*Working data*
:::

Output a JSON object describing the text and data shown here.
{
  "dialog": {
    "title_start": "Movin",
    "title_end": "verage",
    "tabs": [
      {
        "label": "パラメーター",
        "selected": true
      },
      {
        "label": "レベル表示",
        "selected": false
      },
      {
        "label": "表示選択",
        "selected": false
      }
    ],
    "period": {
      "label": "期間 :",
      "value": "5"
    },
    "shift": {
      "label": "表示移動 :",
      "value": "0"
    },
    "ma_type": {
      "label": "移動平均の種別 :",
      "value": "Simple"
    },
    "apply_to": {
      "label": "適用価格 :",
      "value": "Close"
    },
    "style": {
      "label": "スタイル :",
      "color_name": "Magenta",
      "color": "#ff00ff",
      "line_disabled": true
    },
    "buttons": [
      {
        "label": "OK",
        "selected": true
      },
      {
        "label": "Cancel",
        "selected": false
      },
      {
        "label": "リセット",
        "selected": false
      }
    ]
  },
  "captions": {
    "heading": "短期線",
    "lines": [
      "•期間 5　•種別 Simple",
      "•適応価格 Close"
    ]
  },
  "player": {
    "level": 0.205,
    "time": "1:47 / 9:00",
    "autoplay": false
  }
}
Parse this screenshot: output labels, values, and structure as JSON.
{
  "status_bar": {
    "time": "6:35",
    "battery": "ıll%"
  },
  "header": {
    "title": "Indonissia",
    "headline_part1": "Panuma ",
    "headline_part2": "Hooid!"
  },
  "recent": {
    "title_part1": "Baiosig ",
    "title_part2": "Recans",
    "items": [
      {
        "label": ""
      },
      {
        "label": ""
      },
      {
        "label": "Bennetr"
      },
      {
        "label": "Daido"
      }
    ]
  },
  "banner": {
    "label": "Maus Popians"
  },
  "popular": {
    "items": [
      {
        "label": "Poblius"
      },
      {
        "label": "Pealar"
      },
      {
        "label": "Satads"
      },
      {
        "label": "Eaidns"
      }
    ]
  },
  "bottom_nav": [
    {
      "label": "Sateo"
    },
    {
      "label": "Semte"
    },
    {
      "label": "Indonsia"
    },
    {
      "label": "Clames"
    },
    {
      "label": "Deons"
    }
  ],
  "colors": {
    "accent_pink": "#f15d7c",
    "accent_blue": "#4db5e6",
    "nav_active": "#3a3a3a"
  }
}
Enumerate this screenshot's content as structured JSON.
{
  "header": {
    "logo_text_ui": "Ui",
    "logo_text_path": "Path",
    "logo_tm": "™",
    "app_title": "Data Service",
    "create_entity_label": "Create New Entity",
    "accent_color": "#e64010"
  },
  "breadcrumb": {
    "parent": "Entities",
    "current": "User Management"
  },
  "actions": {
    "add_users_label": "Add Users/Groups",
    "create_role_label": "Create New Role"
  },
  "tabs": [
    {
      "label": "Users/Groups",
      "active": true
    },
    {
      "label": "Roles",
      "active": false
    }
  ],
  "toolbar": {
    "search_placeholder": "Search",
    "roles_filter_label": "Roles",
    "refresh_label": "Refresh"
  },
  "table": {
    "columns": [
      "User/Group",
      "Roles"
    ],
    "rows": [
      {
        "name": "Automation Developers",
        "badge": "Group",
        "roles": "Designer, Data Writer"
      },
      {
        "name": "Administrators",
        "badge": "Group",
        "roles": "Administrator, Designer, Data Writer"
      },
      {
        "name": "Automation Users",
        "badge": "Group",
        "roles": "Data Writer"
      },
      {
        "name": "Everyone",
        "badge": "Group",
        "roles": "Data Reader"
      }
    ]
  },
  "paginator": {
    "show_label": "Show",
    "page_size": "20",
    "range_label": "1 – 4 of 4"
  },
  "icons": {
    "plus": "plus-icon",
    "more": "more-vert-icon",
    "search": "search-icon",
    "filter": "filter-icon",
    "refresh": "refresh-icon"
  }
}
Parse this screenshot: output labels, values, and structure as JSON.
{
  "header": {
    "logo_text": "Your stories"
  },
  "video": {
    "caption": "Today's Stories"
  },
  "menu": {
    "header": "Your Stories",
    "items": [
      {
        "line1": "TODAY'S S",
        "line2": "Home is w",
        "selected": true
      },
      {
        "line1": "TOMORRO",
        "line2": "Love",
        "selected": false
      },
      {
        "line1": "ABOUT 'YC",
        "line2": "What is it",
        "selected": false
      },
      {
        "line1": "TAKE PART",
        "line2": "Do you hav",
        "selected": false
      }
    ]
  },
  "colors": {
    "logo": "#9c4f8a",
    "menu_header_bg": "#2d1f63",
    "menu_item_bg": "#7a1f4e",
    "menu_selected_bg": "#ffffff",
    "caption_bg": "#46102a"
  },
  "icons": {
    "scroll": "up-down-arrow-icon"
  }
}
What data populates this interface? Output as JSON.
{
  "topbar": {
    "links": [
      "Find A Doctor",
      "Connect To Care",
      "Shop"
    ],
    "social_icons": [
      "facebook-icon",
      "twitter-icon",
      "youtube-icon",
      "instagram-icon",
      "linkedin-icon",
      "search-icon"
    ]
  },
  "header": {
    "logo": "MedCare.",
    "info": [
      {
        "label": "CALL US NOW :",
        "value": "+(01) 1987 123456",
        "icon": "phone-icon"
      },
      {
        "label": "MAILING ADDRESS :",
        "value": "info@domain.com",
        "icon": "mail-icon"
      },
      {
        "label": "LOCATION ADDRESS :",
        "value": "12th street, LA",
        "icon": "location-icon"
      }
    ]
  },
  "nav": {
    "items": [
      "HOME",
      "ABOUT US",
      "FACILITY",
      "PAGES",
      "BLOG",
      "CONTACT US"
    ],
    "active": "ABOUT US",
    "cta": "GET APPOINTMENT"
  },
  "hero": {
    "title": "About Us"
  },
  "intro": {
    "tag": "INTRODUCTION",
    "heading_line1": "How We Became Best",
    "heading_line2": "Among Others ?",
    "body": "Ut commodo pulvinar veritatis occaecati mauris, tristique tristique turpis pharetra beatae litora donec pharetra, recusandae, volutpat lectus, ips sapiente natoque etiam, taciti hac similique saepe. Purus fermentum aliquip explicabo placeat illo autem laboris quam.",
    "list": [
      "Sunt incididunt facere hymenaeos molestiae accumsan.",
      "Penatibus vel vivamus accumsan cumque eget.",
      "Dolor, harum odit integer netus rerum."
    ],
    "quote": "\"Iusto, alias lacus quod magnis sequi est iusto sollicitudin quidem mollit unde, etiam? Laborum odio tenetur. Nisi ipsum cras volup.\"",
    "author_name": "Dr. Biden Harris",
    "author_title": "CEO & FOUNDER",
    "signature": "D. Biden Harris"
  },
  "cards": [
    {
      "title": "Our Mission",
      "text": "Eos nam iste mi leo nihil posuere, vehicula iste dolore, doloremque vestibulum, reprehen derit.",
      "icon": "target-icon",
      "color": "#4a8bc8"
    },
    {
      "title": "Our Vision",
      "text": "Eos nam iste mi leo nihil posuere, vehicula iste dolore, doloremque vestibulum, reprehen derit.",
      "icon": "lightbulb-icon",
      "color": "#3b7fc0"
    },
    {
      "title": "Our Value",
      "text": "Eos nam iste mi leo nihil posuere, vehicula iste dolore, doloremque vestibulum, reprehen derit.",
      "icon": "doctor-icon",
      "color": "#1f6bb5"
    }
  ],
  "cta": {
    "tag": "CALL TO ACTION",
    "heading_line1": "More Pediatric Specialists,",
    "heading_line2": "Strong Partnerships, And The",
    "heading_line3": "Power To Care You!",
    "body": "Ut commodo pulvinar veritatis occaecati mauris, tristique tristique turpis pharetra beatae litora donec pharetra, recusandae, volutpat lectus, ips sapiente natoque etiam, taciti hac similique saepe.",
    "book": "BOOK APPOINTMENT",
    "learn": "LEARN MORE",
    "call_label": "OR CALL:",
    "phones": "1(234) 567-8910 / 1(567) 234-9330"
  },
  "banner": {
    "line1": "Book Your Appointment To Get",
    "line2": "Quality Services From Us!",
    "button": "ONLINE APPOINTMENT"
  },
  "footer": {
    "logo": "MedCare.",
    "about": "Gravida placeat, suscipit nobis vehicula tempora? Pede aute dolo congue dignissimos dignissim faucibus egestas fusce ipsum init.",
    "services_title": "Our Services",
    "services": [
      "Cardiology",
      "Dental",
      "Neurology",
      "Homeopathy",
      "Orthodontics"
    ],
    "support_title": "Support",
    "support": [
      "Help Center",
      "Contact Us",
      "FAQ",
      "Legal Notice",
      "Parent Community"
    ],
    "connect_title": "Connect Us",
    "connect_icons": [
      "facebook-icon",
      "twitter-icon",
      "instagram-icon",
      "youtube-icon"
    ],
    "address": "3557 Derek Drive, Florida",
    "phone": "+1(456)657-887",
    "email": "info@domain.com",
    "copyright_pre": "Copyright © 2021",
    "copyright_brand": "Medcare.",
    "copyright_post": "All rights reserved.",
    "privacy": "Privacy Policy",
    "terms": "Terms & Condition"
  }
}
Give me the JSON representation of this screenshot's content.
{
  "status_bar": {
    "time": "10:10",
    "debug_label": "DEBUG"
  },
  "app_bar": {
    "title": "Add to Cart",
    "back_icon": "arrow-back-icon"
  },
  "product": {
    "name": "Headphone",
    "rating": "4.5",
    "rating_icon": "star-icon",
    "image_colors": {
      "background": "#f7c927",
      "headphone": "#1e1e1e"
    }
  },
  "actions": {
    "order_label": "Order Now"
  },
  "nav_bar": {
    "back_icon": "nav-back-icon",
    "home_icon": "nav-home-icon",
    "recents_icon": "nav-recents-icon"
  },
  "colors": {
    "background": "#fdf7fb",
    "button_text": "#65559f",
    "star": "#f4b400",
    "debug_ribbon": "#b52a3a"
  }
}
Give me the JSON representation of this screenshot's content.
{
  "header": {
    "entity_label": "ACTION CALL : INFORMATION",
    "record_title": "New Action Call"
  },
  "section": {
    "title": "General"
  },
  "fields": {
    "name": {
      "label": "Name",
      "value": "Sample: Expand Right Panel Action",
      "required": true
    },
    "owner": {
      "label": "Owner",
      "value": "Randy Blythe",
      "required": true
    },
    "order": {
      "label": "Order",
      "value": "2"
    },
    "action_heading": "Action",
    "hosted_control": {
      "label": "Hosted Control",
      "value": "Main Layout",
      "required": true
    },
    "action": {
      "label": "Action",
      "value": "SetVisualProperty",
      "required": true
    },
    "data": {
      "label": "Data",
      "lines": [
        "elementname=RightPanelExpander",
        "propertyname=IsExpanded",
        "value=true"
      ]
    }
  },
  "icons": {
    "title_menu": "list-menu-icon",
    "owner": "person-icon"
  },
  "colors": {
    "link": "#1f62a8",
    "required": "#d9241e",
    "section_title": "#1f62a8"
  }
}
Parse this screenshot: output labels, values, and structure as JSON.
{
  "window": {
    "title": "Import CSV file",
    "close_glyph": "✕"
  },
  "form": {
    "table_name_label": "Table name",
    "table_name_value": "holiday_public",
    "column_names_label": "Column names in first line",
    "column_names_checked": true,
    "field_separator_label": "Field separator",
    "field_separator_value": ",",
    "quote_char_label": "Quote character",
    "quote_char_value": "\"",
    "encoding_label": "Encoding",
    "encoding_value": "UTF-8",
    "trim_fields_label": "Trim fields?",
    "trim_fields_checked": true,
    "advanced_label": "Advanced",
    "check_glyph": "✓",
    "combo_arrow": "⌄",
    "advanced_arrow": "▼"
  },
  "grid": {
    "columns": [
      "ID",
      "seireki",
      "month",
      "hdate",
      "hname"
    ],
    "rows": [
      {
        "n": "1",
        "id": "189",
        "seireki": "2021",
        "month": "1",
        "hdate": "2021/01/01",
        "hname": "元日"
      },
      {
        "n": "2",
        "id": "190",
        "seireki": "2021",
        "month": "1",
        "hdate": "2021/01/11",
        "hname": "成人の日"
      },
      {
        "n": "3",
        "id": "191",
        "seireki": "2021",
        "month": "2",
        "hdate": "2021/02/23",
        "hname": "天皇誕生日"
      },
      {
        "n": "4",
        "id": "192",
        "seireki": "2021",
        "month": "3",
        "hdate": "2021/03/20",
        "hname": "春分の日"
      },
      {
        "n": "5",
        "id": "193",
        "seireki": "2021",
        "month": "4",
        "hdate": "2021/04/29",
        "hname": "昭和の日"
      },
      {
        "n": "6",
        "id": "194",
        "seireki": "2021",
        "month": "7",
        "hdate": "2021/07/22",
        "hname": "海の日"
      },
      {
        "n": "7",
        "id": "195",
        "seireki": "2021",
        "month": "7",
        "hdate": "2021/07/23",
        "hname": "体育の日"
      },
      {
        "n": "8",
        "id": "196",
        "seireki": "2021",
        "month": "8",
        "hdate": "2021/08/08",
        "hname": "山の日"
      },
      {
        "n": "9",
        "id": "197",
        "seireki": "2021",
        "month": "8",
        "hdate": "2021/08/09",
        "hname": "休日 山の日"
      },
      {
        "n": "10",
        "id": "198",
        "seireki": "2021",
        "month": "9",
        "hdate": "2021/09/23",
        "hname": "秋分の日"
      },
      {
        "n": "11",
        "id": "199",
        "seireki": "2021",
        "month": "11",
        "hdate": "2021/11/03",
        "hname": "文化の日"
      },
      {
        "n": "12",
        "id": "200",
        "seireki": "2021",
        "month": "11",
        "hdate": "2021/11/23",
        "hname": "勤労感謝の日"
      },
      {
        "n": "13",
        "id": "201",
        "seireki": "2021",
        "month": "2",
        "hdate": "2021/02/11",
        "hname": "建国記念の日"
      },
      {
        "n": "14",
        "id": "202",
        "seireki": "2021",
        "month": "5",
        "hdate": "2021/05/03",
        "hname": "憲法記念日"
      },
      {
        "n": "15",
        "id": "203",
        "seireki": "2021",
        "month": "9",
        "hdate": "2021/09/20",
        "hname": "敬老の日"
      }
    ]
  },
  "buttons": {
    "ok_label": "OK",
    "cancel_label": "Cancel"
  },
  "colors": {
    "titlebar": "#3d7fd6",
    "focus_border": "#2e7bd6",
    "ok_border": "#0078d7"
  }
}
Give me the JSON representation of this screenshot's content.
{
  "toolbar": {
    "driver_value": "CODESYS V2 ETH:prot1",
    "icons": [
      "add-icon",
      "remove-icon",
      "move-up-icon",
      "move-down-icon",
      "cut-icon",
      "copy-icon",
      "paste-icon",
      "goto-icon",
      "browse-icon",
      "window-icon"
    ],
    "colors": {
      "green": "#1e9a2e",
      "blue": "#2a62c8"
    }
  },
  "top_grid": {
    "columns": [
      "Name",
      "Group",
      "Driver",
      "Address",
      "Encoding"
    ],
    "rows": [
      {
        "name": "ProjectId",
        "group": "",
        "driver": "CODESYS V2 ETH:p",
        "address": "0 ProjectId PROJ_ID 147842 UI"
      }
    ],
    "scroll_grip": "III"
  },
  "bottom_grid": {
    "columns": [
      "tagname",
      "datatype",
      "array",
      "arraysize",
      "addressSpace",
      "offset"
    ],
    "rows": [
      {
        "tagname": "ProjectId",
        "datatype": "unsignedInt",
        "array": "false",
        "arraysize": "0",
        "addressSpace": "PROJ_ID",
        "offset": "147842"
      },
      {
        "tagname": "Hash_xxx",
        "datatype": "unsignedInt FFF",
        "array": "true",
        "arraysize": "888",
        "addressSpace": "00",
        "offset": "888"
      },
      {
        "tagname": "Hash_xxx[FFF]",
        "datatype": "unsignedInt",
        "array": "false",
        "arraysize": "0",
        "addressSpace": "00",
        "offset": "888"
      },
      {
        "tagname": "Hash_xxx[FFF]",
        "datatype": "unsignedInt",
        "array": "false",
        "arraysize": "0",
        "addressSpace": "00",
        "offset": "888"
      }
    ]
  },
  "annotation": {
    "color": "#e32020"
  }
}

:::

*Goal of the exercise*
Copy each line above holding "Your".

*Output*
    "logo_text": "Your stories"
    "header": "Your Stories",
    "line1": "Book Your Appointment To Get",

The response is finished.